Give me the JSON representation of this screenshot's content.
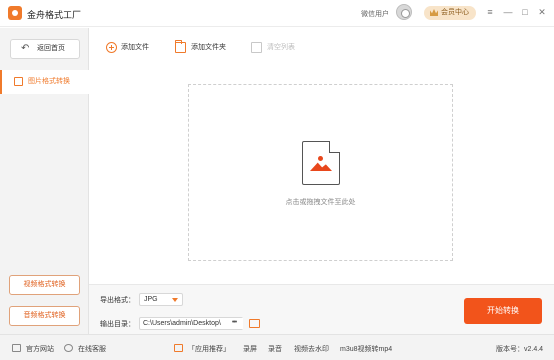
{
  "app": {
    "title": "金舟格式工厂"
  },
  "titlebar": {
    "user_name": "微信用户",
    "vip_label": "会员中心",
    "window_controls": [
      "≡",
      "—",
      "□",
      "✕"
    ]
  },
  "sidebar": {
    "back_label": "返回首页",
    "active_item": "图片格式转换",
    "bottom_buttons": [
      "视频格式转换",
      "音频格式转换"
    ]
  },
  "toolbar": {
    "add_file": "添加文件",
    "add_folder": "添加文件夹",
    "clear_list": "清空列表"
  },
  "dropzone": {
    "hint": "点击或拖拽文件至此处"
  },
  "output": {
    "format_label": "导出格式：",
    "format_value": "JPG",
    "dir_label": "输出目录：",
    "dir_value": "C:\\Users\\admin\\Desktop\\",
    "more_label": "•••"
  },
  "start_button": "开始转换",
  "statusbar": {
    "website": "官方网站",
    "support": "在线客服",
    "recommend": "「应用推荐」",
    "links": [
      "录屏",
      "录音",
      "视频去水印",
      "m3u8视频转mp4"
    ],
    "version": "版本号：v2.4.4"
  },
  "colors": {
    "accent": "#f07a2b",
    "start_button": "#f2541b"
  }
}
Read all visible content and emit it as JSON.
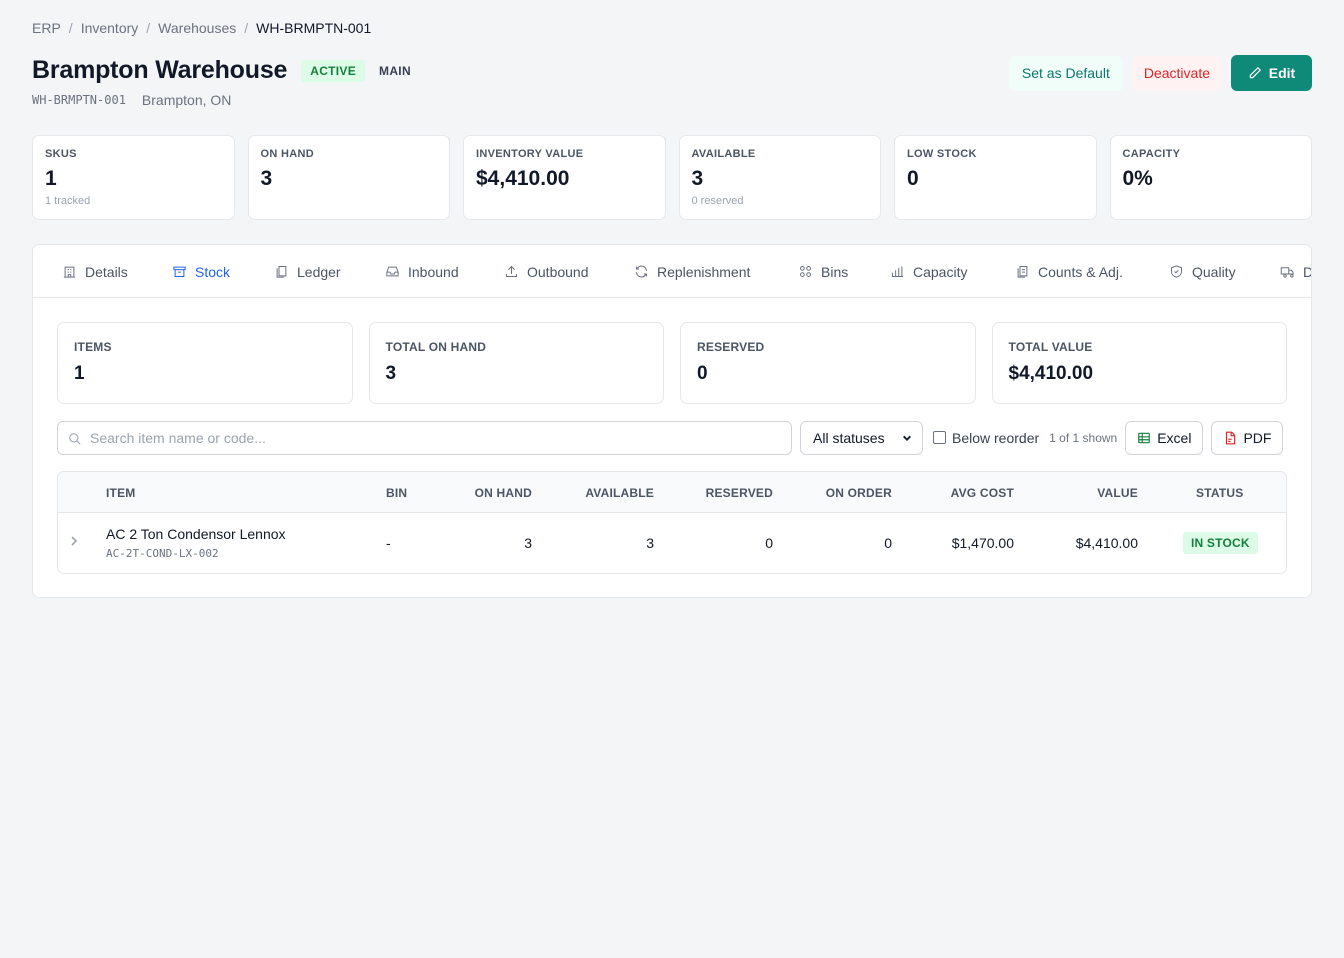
{
  "breadcrumb": {
    "items": [
      "ERP",
      "Inventory",
      "Warehouses"
    ],
    "current": "WH-BRMPTN-001",
    "separator": "/"
  },
  "header": {
    "title": "Brampton Warehouse",
    "status_badge": "ACTIVE",
    "type_badge": "MAIN",
    "code": "WH-BRMPTN-001",
    "location": "Brampton, ON",
    "actions": {
      "set_default": "Set as Default",
      "deactivate": "Deactivate",
      "edit": "Edit"
    }
  },
  "stats": [
    {
      "label": "SKUS",
      "value": "1",
      "sub": "1 tracked"
    },
    {
      "label": "ON HAND",
      "value": "3",
      "sub": ""
    },
    {
      "label": "INVENTORY VALUE",
      "value": "$4,410.00",
      "sub": ""
    },
    {
      "label": "AVAILABLE",
      "value": "3",
      "sub": "0 reserved"
    },
    {
      "label": "LOW STOCK",
      "value": "0",
      "sub": ""
    },
    {
      "label": "CAPACITY",
      "value": "0%",
      "sub": ""
    }
  ],
  "tabs": [
    {
      "label": "Details",
      "icon": "building-icon"
    },
    {
      "label": "Stock",
      "icon": "box-icon",
      "active": true
    },
    {
      "label": "Ledger",
      "icon": "copy-icon"
    },
    {
      "label": "Inbound",
      "icon": "inbox-icon"
    },
    {
      "label": "Outbound",
      "icon": "upload-icon"
    },
    {
      "label": "Replenishment",
      "icon": "refresh-icon"
    },
    {
      "label": "Bins",
      "icon": "grid-icon"
    },
    {
      "label": "Capacity",
      "icon": "bar-chart-icon"
    },
    {
      "label": "Counts & Adj.",
      "icon": "clipboard-icon"
    },
    {
      "label": "Quality",
      "icon": "shield-icon"
    },
    {
      "label": "D",
      "icon": "truck-icon"
    }
  ],
  "stock": {
    "summary": [
      {
        "label": "ITEMS",
        "value": "1"
      },
      {
        "label": "TOTAL ON HAND",
        "value": "3"
      },
      {
        "label": "RESERVED",
        "value": "0"
      },
      {
        "label": "TOTAL VALUE",
        "value": "$4,410.00"
      }
    ],
    "search_placeholder": "Search item name or code...",
    "status_filter": "All statuses",
    "below_reorder_label": "Below reorder",
    "shown_text": "1 of 1 shown",
    "export_excel": "Excel",
    "export_pdf": "PDF",
    "columns": {
      "item": "ITEM",
      "bin": "BIN",
      "on_hand": "ON HAND",
      "available": "AVAILABLE",
      "reserved": "RESERVED",
      "on_order": "ON ORDER",
      "avg_cost": "AVG COST",
      "value": "VALUE",
      "status": "STATUS"
    },
    "rows": [
      {
        "name": "AC 2 Ton Condensor Lennox",
        "code": "AC-2T-COND-LX-002",
        "bin": "-",
        "on_hand": "3",
        "available": "3",
        "reserved": "0",
        "on_order": "0",
        "avg_cost": "$1,470.00",
        "value": "$4,410.00",
        "status": "IN STOCK"
      }
    ]
  },
  "colors": {
    "accent": "#2563eb",
    "primary_button": "#0f8a78",
    "success_bg": "#dcfce7",
    "success_text": "#15803d",
    "danger": "#dc2626"
  }
}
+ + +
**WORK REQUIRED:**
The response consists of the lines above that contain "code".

**COMPLETED TASK:**
    "code": "WH-BRMPTN-001",
    "search_placeholder": "Search item name or code...",
        "code": "AC-2T-COND-LX-002",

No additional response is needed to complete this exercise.